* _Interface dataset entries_
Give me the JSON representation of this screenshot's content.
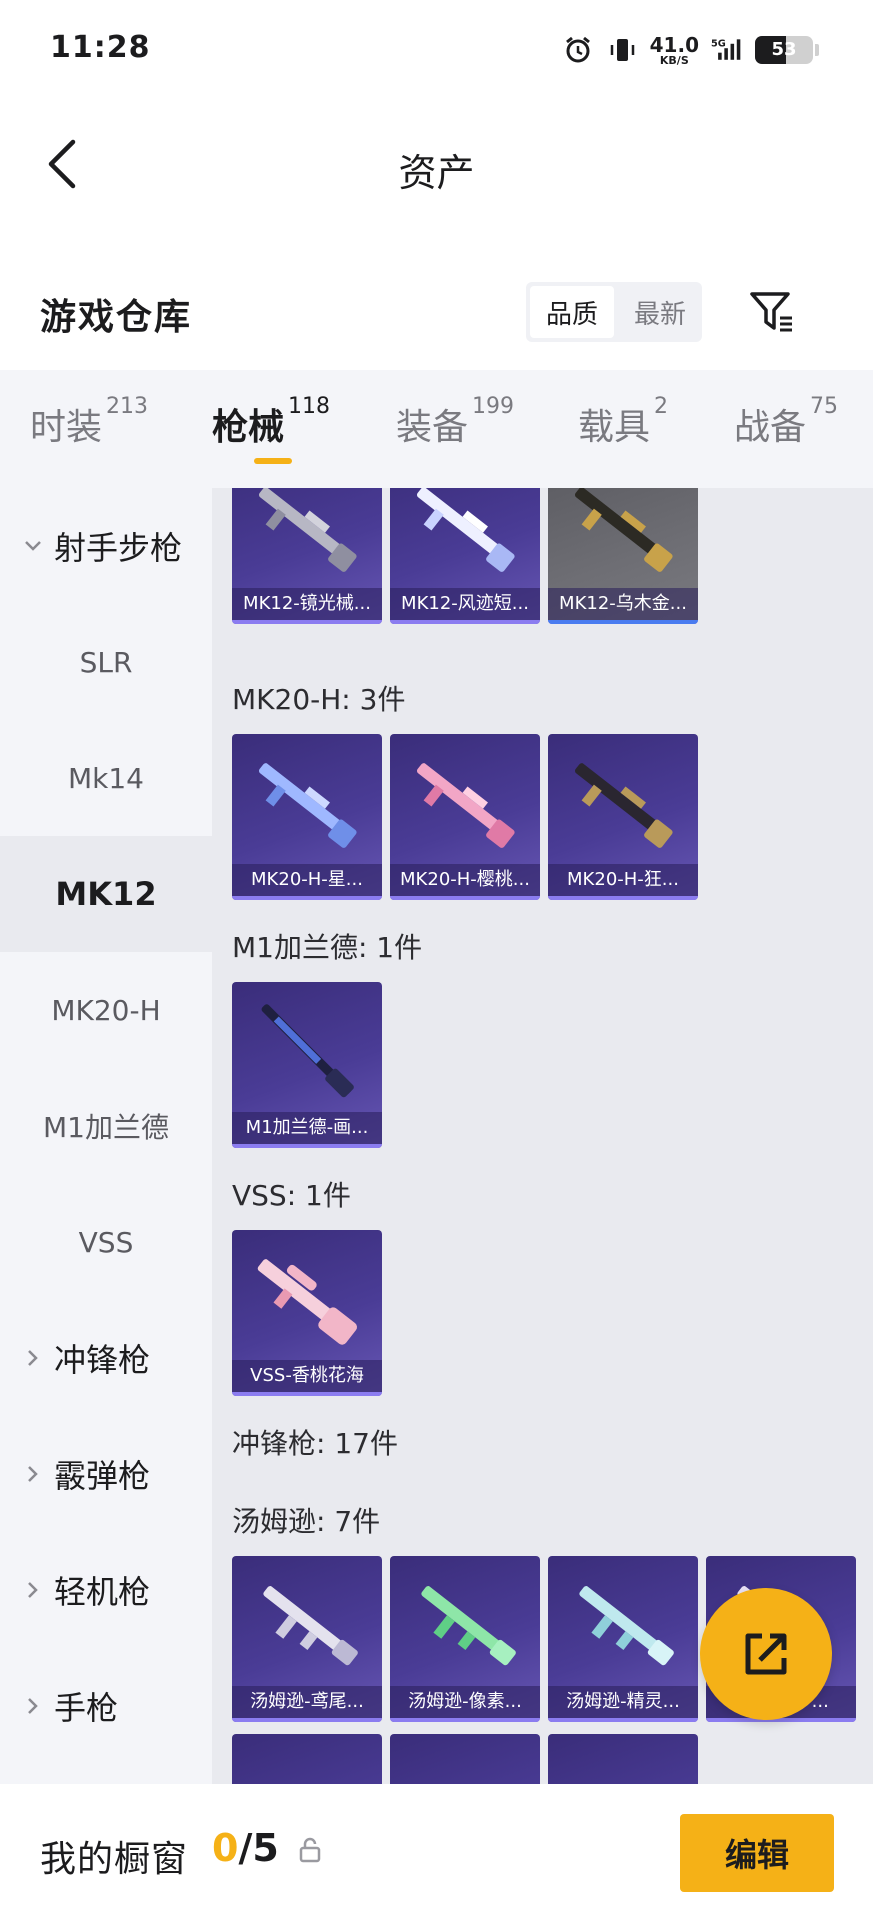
{
  "status_bar": {
    "time": "11:28",
    "net_speed": "41.0",
    "net_unit": "KB/S",
    "network": "5G",
    "battery": "53"
  },
  "nav": {
    "title": "资产"
  },
  "warehouse": {
    "title": "游戏仓库",
    "sort_options": [
      "品质",
      "最新"
    ],
    "active_sort": "品质"
  },
  "tabs": [
    {
      "label": "时装",
      "count": "213"
    },
    {
      "label": "枪械",
      "count": "118",
      "active": true
    },
    {
      "label": "装备",
      "count": "199"
    },
    {
      "label": "载具",
      "count": "2"
    },
    {
      "label": "战备",
      "count": "75"
    }
  ],
  "sidebar": [
    {
      "label": "射手步枪",
      "type": "group-open"
    },
    {
      "label": "SLR"
    },
    {
      "label": "Mk14"
    },
    {
      "label": "MK12",
      "active": true
    },
    {
      "label": "MK20-H"
    },
    {
      "label": "M1加兰德"
    },
    {
      "label": "VSS"
    },
    {
      "label": "冲锋枪",
      "type": "group"
    },
    {
      "label": "霰弹枪",
      "type": "group"
    },
    {
      "label": "轻机枪",
      "type": "group"
    },
    {
      "label": "手枪",
      "type": "group"
    }
  ],
  "content": {
    "mk12_items": [
      "MK12-镜光械...",
      "MK12-风迹短...",
      "MK12-乌木金..."
    ],
    "sections": [
      {
        "label": "MK20-H: 3件",
        "items": [
          "MK20-H-星...",
          "MK20-H-樱桃...",
          "MK20-H-狂..."
        ]
      },
      {
        "label": "M1加兰德: 1件",
        "items": [
          "M1加兰德-画..."
        ]
      },
      {
        "label": "VSS: 1件",
        "items": [
          "VSS-香桃花海"
        ]
      },
      {
        "label": "冲锋枪: 17件"
      },
      {
        "label": "汤姆逊: 7件",
        "items": [
          "汤姆逊-鸢尾...",
          "汤姆逊-像素...",
          "汤姆逊-精灵...",
          "汤姆逊-梦..."
        ]
      }
    ]
  },
  "bottom_bar": {
    "label": "我的橱窗",
    "count_used": "0",
    "count_sep": "/",
    "count_total": "5",
    "edit_label": "编辑"
  },
  "colors": {
    "accent": "#f5b117",
    "card_purple": "#4a3c96",
    "panel_bg": "#e9eaef"
  }
}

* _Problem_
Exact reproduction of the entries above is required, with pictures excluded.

* _Answer section_
Give me the JSON representation of this screenshot's content.
{
  "status_bar": {
    "time": "11:28",
    "net_speed": "41.0",
    "net_unit": "KB/S",
    "network": "5G",
    "battery": "53"
  },
  "nav": {
    "title": "资产"
  },
  "warehouse": {
    "title": "游戏仓库",
    "sort_options": [
      "品质",
      "最新"
    ],
    "active_sort": "品质"
  },
  "tabs": [
    {
      "label": "时装",
      "count": "213"
    },
    {
      "label": "枪械",
      "count": "118",
      "active": true
    },
    {
      "label": "装备",
      "count": "199"
    },
    {
      "label": "载具",
      "count": "2"
    },
    {
      "label": "战备",
      "count": "75"
    }
  ],
  "sidebar": [
    {
      "label": "射手步枪",
      "type": "group-open"
    },
    {
      "label": "SLR"
    },
    {
      "label": "Mk14"
    },
    {
      "label": "MK12",
      "active": true
    },
    {
      "label": "MK20-H"
    },
    {
      "label": "M1加兰德"
    },
    {
      "label": "VSS"
    },
    {
      "label": "冲锋枪",
      "type": "group"
    },
    {
      "label": "霰弹枪",
      "type": "group"
    },
    {
      "label": "轻机枪",
      "type": "group"
    },
    {
      "label": "手枪",
      "type": "group"
    }
  ],
  "content": {
    "mk12_items": [
      "MK12-镜光械...",
      "MK12-风迹短...",
      "MK12-乌木金..."
    ],
    "sections": [
      {
        "label": "MK20-H: 3件",
        "items": [
          "MK20-H-星...",
          "MK20-H-樱桃...",
          "MK20-H-狂..."
        ]
      },
      {
        "label": "M1加兰德: 1件",
        "items": [
          "M1加兰德-画..."
        ]
      },
      {
        "label": "VSS: 1件",
        "items": [
          "VSS-香桃花海"
        ]
      },
      {
        "label": "冲锋枪: 17件"
      },
      {
        "label": "汤姆逊: 7件",
        "items": [
          "汤姆逊-鸢尾...",
          "汤姆逊-像素...",
          "汤姆逊-精灵...",
          "汤姆逊-梦..."
        ]
      }
    ]
  },
  "bottom_bar": {
    "label": "我的橱窗",
    "count_used": "0",
    "count_sep": "/",
    "count_total": "5",
    "edit_label": "编辑"
  },
  "colors": {
    "accent": "#f5b117",
    "card_purple": "#4a3c96",
    "panel_bg": "#e9eaef"
  }
}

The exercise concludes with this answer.